■ **INPUT RECORDS**:
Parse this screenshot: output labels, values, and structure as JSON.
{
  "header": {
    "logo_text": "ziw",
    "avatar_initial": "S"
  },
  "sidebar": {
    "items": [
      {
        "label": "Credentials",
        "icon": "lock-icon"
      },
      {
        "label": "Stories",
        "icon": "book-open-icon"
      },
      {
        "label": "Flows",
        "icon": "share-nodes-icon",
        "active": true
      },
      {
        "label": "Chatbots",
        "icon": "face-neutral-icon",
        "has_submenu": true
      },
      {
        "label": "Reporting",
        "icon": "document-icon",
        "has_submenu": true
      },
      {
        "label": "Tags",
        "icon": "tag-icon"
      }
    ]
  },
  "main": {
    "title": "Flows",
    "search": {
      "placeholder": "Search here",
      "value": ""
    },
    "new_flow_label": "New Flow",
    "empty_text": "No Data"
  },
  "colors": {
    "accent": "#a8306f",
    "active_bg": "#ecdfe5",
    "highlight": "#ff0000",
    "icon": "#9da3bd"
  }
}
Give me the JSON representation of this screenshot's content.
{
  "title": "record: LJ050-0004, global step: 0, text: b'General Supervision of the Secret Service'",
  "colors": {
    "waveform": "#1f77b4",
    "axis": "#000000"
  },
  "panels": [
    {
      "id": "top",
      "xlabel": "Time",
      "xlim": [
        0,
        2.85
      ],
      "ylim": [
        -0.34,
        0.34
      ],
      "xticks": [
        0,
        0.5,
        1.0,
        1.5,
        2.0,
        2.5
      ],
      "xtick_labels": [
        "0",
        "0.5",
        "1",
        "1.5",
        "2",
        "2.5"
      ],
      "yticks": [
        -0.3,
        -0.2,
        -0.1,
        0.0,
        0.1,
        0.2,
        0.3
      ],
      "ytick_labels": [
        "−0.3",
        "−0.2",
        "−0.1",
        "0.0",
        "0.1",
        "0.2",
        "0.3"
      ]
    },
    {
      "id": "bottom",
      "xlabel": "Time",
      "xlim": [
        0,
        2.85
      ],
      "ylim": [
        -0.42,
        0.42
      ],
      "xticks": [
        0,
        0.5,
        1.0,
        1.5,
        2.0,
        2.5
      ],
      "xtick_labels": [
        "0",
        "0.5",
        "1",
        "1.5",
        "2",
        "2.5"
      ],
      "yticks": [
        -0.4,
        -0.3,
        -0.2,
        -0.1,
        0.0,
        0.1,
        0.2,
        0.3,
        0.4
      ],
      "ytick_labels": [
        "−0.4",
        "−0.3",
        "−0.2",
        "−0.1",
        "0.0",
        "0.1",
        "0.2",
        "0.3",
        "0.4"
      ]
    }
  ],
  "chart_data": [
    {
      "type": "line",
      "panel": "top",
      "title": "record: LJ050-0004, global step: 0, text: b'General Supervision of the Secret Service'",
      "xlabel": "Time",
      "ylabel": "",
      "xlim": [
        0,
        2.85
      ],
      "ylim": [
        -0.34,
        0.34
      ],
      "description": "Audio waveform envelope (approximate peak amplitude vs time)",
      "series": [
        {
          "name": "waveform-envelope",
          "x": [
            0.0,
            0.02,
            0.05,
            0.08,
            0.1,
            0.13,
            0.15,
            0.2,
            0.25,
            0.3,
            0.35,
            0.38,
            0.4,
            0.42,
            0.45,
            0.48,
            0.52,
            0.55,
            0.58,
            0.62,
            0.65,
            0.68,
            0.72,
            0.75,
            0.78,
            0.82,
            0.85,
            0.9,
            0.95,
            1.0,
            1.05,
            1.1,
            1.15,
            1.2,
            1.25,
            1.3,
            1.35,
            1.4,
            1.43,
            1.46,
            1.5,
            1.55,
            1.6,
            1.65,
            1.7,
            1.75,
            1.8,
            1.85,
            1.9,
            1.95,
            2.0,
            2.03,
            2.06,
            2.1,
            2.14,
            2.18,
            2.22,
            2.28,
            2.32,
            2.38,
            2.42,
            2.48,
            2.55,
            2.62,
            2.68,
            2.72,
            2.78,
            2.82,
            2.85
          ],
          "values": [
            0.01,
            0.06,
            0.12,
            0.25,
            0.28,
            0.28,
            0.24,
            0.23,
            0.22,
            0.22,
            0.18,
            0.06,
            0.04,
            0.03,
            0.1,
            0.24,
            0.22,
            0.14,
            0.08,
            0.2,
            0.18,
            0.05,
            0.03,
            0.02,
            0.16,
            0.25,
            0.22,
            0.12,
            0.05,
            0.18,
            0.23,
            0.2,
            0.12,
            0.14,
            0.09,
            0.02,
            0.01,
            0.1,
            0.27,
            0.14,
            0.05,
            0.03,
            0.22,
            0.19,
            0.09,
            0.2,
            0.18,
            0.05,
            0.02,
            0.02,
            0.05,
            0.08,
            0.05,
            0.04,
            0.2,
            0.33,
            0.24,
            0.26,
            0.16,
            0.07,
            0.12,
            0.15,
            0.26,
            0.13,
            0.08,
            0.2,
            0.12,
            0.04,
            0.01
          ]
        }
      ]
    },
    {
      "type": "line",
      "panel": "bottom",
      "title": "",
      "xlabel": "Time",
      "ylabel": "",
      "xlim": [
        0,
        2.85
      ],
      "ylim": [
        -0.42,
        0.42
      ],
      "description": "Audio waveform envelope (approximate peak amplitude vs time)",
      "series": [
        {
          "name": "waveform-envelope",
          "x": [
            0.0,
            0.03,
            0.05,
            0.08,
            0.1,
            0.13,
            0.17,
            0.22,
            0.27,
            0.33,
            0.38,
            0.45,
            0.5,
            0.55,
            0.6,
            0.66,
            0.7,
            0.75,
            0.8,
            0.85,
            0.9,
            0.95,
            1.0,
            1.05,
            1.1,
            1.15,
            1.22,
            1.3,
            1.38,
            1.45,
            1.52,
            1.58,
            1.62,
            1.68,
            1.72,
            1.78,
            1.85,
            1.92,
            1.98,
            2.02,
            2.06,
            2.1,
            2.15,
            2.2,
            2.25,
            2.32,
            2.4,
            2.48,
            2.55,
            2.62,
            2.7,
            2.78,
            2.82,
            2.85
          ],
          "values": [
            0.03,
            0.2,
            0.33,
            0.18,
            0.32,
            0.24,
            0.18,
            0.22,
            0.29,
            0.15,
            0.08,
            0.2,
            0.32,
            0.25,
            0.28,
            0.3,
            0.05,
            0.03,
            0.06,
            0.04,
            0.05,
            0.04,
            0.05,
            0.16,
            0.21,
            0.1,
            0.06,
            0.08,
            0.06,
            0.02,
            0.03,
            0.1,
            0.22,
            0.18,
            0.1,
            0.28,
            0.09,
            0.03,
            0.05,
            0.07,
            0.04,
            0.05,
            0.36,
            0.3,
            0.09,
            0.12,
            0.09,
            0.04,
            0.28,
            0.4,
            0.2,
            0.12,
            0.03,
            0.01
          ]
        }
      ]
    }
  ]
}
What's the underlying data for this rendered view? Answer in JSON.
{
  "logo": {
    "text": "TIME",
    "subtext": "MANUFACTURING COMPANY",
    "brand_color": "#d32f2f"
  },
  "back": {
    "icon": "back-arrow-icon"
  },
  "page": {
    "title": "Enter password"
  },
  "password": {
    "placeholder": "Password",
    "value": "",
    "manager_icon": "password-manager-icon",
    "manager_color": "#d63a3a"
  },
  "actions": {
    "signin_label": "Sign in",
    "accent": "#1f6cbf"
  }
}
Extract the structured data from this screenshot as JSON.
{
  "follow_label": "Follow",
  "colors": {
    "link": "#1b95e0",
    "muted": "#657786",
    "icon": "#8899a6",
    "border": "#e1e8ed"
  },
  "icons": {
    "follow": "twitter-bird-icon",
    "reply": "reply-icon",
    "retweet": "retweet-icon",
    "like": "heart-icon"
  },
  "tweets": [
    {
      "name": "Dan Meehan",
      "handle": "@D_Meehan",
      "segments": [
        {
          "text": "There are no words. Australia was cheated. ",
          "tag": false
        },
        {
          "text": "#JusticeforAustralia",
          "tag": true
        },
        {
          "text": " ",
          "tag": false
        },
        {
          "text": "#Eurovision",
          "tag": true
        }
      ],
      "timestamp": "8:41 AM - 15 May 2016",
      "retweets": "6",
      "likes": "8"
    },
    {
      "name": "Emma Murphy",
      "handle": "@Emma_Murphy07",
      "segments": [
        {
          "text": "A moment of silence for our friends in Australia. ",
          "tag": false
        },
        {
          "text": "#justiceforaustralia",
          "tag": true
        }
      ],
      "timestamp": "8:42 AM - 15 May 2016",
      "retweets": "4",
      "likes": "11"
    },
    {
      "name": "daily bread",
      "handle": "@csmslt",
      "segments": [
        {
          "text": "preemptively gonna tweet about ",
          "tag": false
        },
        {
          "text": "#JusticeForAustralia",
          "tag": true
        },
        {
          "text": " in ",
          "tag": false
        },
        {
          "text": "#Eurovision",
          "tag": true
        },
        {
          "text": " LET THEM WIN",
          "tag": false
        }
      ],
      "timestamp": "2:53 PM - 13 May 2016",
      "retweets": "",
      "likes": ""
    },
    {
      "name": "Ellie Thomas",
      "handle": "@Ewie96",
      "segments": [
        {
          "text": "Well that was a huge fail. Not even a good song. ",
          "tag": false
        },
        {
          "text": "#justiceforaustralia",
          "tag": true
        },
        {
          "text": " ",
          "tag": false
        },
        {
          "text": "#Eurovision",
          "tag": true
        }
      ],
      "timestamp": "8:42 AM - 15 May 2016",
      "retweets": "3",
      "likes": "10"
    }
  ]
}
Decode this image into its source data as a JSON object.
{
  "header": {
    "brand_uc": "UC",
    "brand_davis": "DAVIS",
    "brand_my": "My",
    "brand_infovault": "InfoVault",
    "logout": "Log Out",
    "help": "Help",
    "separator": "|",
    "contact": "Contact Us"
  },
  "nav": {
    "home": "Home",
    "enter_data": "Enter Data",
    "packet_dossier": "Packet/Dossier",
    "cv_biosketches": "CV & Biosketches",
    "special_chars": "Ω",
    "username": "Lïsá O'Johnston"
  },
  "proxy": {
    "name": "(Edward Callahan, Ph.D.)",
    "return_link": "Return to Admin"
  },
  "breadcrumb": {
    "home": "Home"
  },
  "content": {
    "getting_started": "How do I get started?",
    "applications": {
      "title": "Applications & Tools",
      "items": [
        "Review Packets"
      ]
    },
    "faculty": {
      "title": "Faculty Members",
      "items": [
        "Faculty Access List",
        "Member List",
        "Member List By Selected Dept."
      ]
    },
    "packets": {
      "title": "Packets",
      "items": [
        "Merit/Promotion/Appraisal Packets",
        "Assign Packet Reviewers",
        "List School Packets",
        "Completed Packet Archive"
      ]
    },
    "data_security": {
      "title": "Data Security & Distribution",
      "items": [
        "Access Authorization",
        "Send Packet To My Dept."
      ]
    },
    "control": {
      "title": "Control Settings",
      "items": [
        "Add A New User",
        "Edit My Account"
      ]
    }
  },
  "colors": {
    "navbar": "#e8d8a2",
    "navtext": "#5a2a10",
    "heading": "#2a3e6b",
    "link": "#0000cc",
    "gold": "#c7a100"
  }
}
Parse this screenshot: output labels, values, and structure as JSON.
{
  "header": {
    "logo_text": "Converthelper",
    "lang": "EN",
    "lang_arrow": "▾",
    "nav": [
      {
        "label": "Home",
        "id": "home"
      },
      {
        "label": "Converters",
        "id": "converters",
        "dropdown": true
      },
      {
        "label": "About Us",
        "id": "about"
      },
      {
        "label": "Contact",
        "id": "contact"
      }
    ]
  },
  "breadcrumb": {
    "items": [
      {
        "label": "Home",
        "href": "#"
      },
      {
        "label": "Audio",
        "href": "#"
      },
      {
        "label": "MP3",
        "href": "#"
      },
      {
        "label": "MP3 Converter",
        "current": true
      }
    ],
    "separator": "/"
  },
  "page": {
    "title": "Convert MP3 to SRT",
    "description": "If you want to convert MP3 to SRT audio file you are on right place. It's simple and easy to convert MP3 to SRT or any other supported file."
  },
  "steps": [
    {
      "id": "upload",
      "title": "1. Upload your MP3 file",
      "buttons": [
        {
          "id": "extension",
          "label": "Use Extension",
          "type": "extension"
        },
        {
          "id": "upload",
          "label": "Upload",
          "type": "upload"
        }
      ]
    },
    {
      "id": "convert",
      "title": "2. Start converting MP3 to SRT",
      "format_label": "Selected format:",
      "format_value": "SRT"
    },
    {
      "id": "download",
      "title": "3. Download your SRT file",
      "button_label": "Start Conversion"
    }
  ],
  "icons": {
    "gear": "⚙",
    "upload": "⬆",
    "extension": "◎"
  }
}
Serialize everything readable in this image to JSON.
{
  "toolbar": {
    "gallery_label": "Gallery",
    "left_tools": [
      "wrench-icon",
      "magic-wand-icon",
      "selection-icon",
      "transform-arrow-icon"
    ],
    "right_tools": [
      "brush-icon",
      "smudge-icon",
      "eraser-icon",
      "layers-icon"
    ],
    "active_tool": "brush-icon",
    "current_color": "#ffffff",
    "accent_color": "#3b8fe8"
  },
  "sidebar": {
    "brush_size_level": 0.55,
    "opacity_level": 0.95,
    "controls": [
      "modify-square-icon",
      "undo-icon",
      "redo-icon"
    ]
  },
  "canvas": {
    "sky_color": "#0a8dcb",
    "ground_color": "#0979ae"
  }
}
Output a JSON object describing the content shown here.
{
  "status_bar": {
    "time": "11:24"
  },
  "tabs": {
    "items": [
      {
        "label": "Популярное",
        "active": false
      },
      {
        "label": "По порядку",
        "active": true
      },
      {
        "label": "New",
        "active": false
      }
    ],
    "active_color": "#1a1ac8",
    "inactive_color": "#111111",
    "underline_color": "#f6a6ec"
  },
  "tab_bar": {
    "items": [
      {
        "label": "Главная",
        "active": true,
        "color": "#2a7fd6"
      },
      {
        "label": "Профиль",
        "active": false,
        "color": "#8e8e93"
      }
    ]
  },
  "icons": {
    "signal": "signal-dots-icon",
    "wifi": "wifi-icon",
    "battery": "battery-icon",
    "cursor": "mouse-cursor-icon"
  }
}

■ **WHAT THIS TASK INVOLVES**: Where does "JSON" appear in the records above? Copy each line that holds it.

■ **ANSWER TO THIS TASK**:
Parse this screenshot: output labels, values, and structure as JSON.
Give me the JSON representation of this screenshot's content.
What's the underlying data for this rendered view? Answer in JSON.
Extract the structured data from this screenshot as JSON.
Decode this image into its source data as a JSON object.
Parse this screenshot: output labels, values, and structure as JSON.
Serialize everything readable in this image to JSON.
Output a JSON object describing the content shown here.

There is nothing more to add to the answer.